- **What is required**:
Only the number is wanted: how many lines of the listing below contain "must"?

- **Exercise data**:
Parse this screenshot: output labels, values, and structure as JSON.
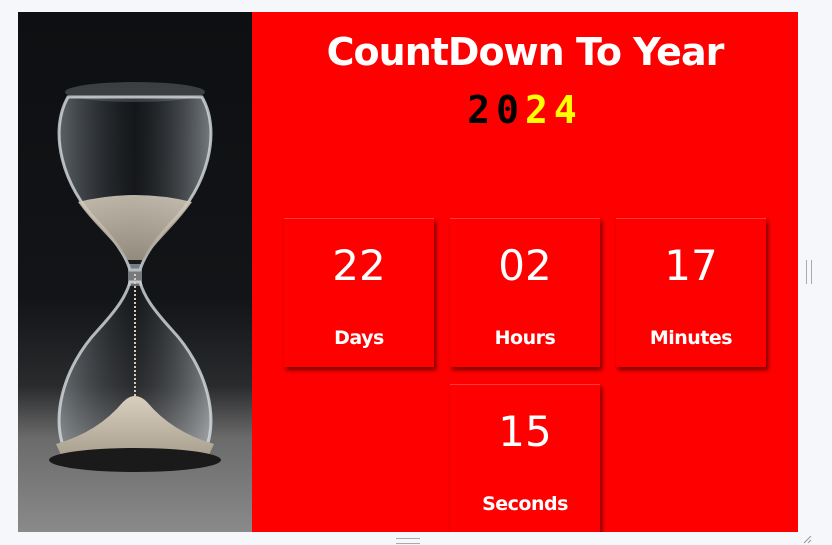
{
  "title": "CountDown To Year",
  "year_digits": [
    "2",
    "0",
    "2",
    "4"
  ],
  "colors": {
    "background": "#ff0000",
    "text": "#ffffff",
    "year_old": "#000000",
    "year_new": "#ffff00"
  },
  "image": {
    "icon": "hourglass-icon"
  },
  "countdown": [
    {
      "value": "22",
      "label": "Days"
    },
    {
      "value": "02",
      "label": "Hours"
    },
    {
      "value": "17",
      "label": "Minutes"
    },
    {
      "value": "15",
      "label": "Seconds"
    }
  ]
}
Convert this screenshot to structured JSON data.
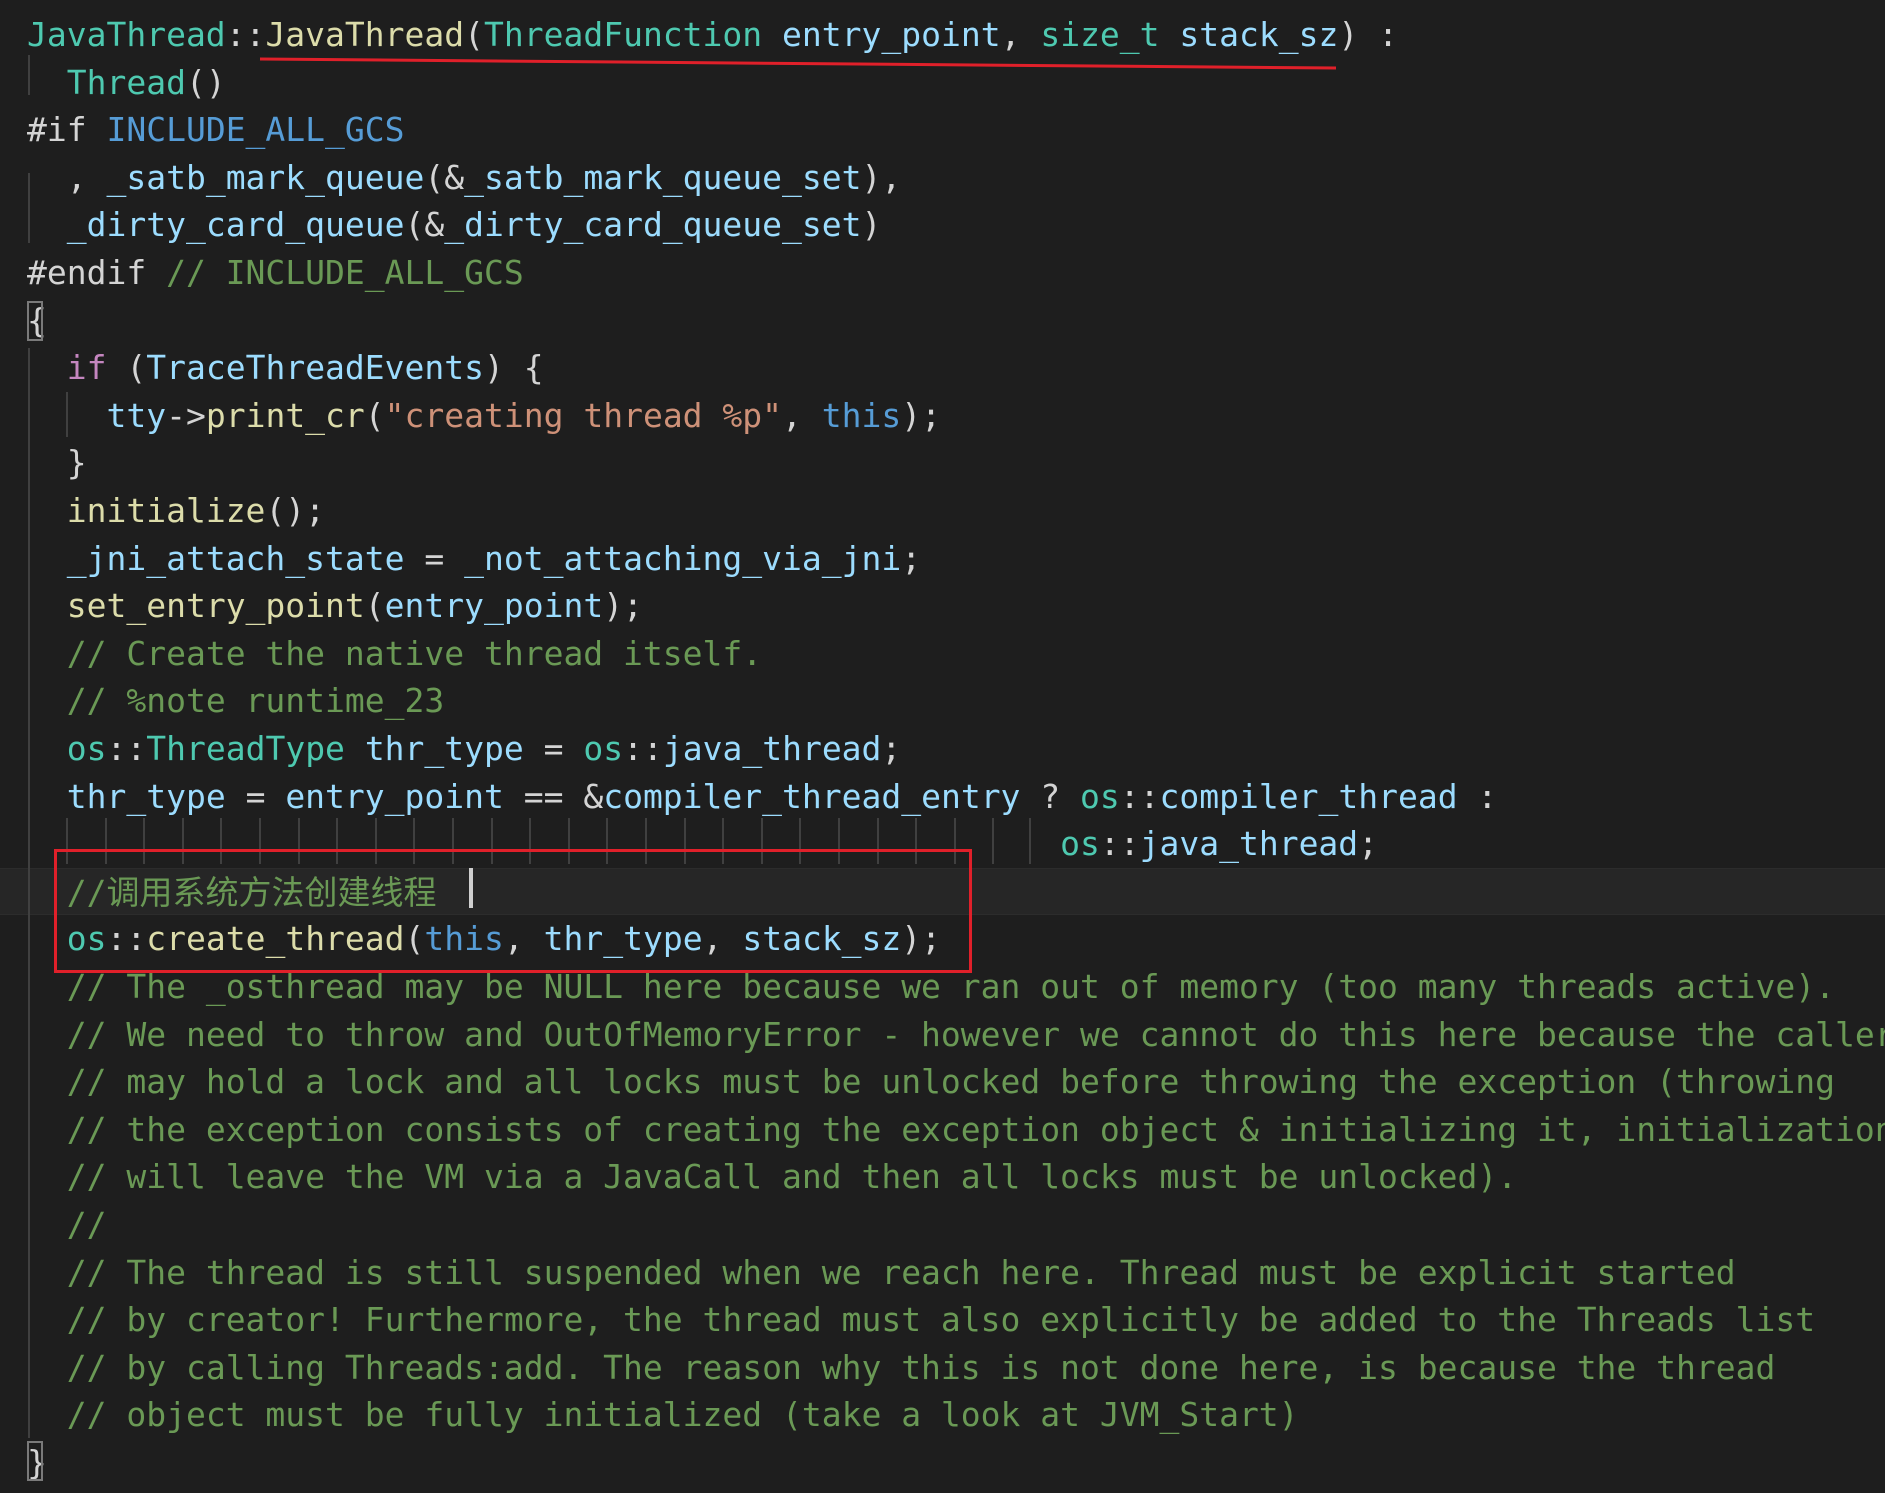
{
  "editor": {
    "theme_background": "#1e1e1e",
    "annotation_color": "#e0202a",
    "lines": [
      {
        "id": "l1",
        "parts": [
          {
            "t": "JavaThread",
            "c": "type"
          },
          {
            "t": "::",
            "c": "op"
          },
          {
            "t": "JavaThread",
            "c": "fn"
          },
          {
            "t": "(",
            "c": "op"
          },
          {
            "t": "ThreadFunction",
            "c": "type"
          },
          {
            "t": " ",
            "c": "op"
          },
          {
            "t": "entry_point",
            "c": "var"
          },
          {
            "t": ", ",
            "c": "op"
          },
          {
            "t": "size_t",
            "c": "type"
          },
          {
            "t": " ",
            "c": "op"
          },
          {
            "t": "stack_sz",
            "c": "var"
          },
          {
            "t": ") :",
            "c": "op"
          }
        ]
      },
      {
        "id": "l2",
        "parts": [
          {
            "t": "  ",
            "c": "op"
          },
          {
            "t": "Thread",
            "c": "type"
          },
          {
            "t": "()",
            "c": "op"
          }
        ]
      },
      {
        "id": "l3",
        "parts": [
          {
            "t": "#if ",
            "c": "pp"
          },
          {
            "t": "INCLUDE_ALL_GCS",
            "c": "mac"
          }
        ]
      },
      {
        "id": "l4",
        "parts": [
          {
            "t": "  , ",
            "c": "op"
          },
          {
            "t": "_satb_mark_queue",
            "c": "var"
          },
          {
            "t": "(&",
            "c": "op"
          },
          {
            "t": "_satb_mark_queue_set",
            "c": "var"
          },
          {
            "t": "),",
            "c": "op"
          }
        ]
      },
      {
        "id": "l5",
        "parts": [
          {
            "t": "  ",
            "c": "op"
          },
          {
            "t": "_dirty_card_queue",
            "c": "var"
          },
          {
            "t": "(&",
            "c": "op"
          },
          {
            "t": "_dirty_card_queue_set",
            "c": "var"
          },
          {
            "t": ")",
            "c": "op"
          }
        ]
      },
      {
        "id": "l6",
        "parts": [
          {
            "t": "#endif ",
            "c": "pp"
          },
          {
            "t": "// INCLUDE_ALL_GCS",
            "c": "cmt"
          }
        ]
      },
      {
        "id": "l7",
        "parts": [
          {
            "t": "{",
            "c": "op"
          }
        ]
      },
      {
        "id": "l8",
        "parts": [
          {
            "t": "  ",
            "c": "op"
          },
          {
            "t": "if",
            "c": "ctl"
          },
          {
            "t": " (",
            "c": "op"
          },
          {
            "t": "TraceThreadEvents",
            "c": "var"
          },
          {
            "t": ") {",
            "c": "op"
          }
        ]
      },
      {
        "id": "l9",
        "parts": [
          {
            "t": "    ",
            "c": "op"
          },
          {
            "t": "tty",
            "c": "var"
          },
          {
            "t": "->",
            "c": "op"
          },
          {
            "t": "print_cr",
            "c": "fn"
          },
          {
            "t": "(",
            "c": "op"
          },
          {
            "t": "\"creating thread %p\"",
            "c": "str"
          },
          {
            "t": ", ",
            "c": "op"
          },
          {
            "t": "this",
            "c": "kw"
          },
          {
            "t": ");",
            "c": "op"
          }
        ]
      },
      {
        "id": "l10",
        "parts": [
          {
            "t": "  }",
            "c": "op"
          }
        ]
      },
      {
        "id": "l11",
        "parts": [
          {
            "t": "  ",
            "c": "op"
          },
          {
            "t": "initialize",
            "c": "fn"
          },
          {
            "t": "();",
            "c": "op"
          }
        ]
      },
      {
        "id": "l12",
        "parts": [
          {
            "t": "  ",
            "c": "op"
          },
          {
            "t": "_jni_attach_state",
            "c": "var"
          },
          {
            "t": " = ",
            "c": "op"
          },
          {
            "t": "_not_attaching_via_jni",
            "c": "var"
          },
          {
            "t": ";",
            "c": "op"
          }
        ]
      },
      {
        "id": "l13",
        "parts": [
          {
            "t": "  ",
            "c": "op"
          },
          {
            "t": "set_entry_point",
            "c": "fn"
          },
          {
            "t": "(",
            "c": "op"
          },
          {
            "t": "entry_point",
            "c": "var"
          },
          {
            "t": ");",
            "c": "op"
          }
        ]
      },
      {
        "id": "l14",
        "parts": [
          {
            "t": "  ",
            "c": "op"
          },
          {
            "t": "// Create the native thread itself.",
            "c": "cmt"
          }
        ]
      },
      {
        "id": "l15",
        "parts": [
          {
            "t": "  ",
            "c": "op"
          },
          {
            "t": "// %note runtime_23",
            "c": "cmt"
          }
        ]
      },
      {
        "id": "l16",
        "parts": [
          {
            "t": "  ",
            "c": "op"
          },
          {
            "t": "os",
            "c": "ns"
          },
          {
            "t": "::",
            "c": "op"
          },
          {
            "t": "ThreadType",
            "c": "type"
          },
          {
            "t": " ",
            "c": "op"
          },
          {
            "t": "thr_type",
            "c": "var"
          },
          {
            "t": " = ",
            "c": "op"
          },
          {
            "t": "os",
            "c": "ns"
          },
          {
            "t": "::",
            "c": "op"
          },
          {
            "t": "java_thread",
            "c": "var"
          },
          {
            "t": ";",
            "c": "op"
          }
        ]
      },
      {
        "id": "l17",
        "parts": [
          {
            "t": "  ",
            "c": "op"
          },
          {
            "t": "thr_type",
            "c": "var"
          },
          {
            "t": " = ",
            "c": "op"
          },
          {
            "t": "entry_point",
            "c": "var"
          },
          {
            "t": " == &",
            "c": "op"
          },
          {
            "t": "compiler_thread_entry",
            "c": "var"
          },
          {
            "t": " ? ",
            "c": "op"
          },
          {
            "t": "os",
            "c": "ns"
          },
          {
            "t": "::",
            "c": "op"
          },
          {
            "t": "compiler_thread",
            "c": "var"
          },
          {
            "t": " :",
            "c": "op"
          }
        ]
      },
      {
        "id": "l18",
        "parts": [
          {
            "t": "                                                    ",
            "c": "op"
          },
          {
            "t": "os",
            "c": "ns"
          },
          {
            "t": "::",
            "c": "op"
          },
          {
            "t": "java_thread",
            "c": "var"
          },
          {
            "t": ";",
            "c": "op"
          }
        ]
      },
      {
        "id": "l19",
        "parts": [
          {
            "t": "  ",
            "c": "op"
          },
          {
            "t": "//调用系统方法创建线程",
            "c": "cmt"
          }
        ]
      },
      {
        "id": "l20",
        "parts": [
          {
            "t": "  ",
            "c": "op"
          },
          {
            "t": "os",
            "c": "ns"
          },
          {
            "t": "::",
            "c": "op"
          },
          {
            "t": "create_thread",
            "c": "fn"
          },
          {
            "t": "(",
            "c": "op"
          },
          {
            "t": "this",
            "c": "kw"
          },
          {
            "t": ", ",
            "c": "op"
          },
          {
            "t": "thr_type",
            "c": "var"
          },
          {
            "t": ", ",
            "c": "op"
          },
          {
            "t": "stack_sz",
            "c": "var"
          },
          {
            "t": ");",
            "c": "op"
          }
        ]
      },
      {
        "id": "l21",
        "parts": [
          {
            "t": "  ",
            "c": "op"
          },
          {
            "t": "// The _osthread may be NULL here because we ran out of memory (too many threads active).",
            "c": "cmt"
          }
        ]
      },
      {
        "id": "l22",
        "parts": [
          {
            "t": "  ",
            "c": "op"
          },
          {
            "t": "// We need to throw and OutOfMemoryError - however we cannot do this here because the caller",
            "c": "cmt"
          }
        ]
      },
      {
        "id": "l23",
        "parts": [
          {
            "t": "  ",
            "c": "op"
          },
          {
            "t": "// may hold a lock and all locks must be unlocked before throwing the exception (throwing",
            "c": "cmt"
          }
        ]
      },
      {
        "id": "l24",
        "parts": [
          {
            "t": "  ",
            "c": "op"
          },
          {
            "t": "// the exception consists of creating the exception object & initializing it, initialization",
            "c": "cmt"
          }
        ]
      },
      {
        "id": "l25",
        "parts": [
          {
            "t": "  ",
            "c": "op"
          },
          {
            "t": "// will leave the VM via a JavaCall and then all locks must be unlocked).",
            "c": "cmt"
          }
        ]
      },
      {
        "id": "l26",
        "parts": [
          {
            "t": "  ",
            "c": "op"
          },
          {
            "t": "//",
            "c": "cmt"
          }
        ]
      },
      {
        "id": "l27",
        "parts": [
          {
            "t": "  ",
            "c": "op"
          },
          {
            "t": "// The thread is still suspended when we reach here. Thread must be explicit started",
            "c": "cmt"
          }
        ]
      },
      {
        "id": "l28",
        "parts": [
          {
            "t": "  ",
            "c": "op"
          },
          {
            "t": "// by creator! Furthermore, the thread must also explicitly be added to the Threads list",
            "c": "cmt"
          }
        ]
      },
      {
        "id": "l29",
        "parts": [
          {
            "t": "  ",
            "c": "op"
          },
          {
            "t": "// by calling Threads:add. The reason why this is not done here, is because the thread",
            "c": "cmt"
          }
        ]
      },
      {
        "id": "l30",
        "parts": [
          {
            "t": "  ",
            "c": "op"
          },
          {
            "t": "// object must be fully initialized (take a look at JVM_Start)",
            "c": "cmt"
          }
        ]
      },
      {
        "id": "l31",
        "parts": [
          {
            "t": "}",
            "c": "op"
          }
        ]
      }
    ]
  }
}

- **Answer for this exercise**:
5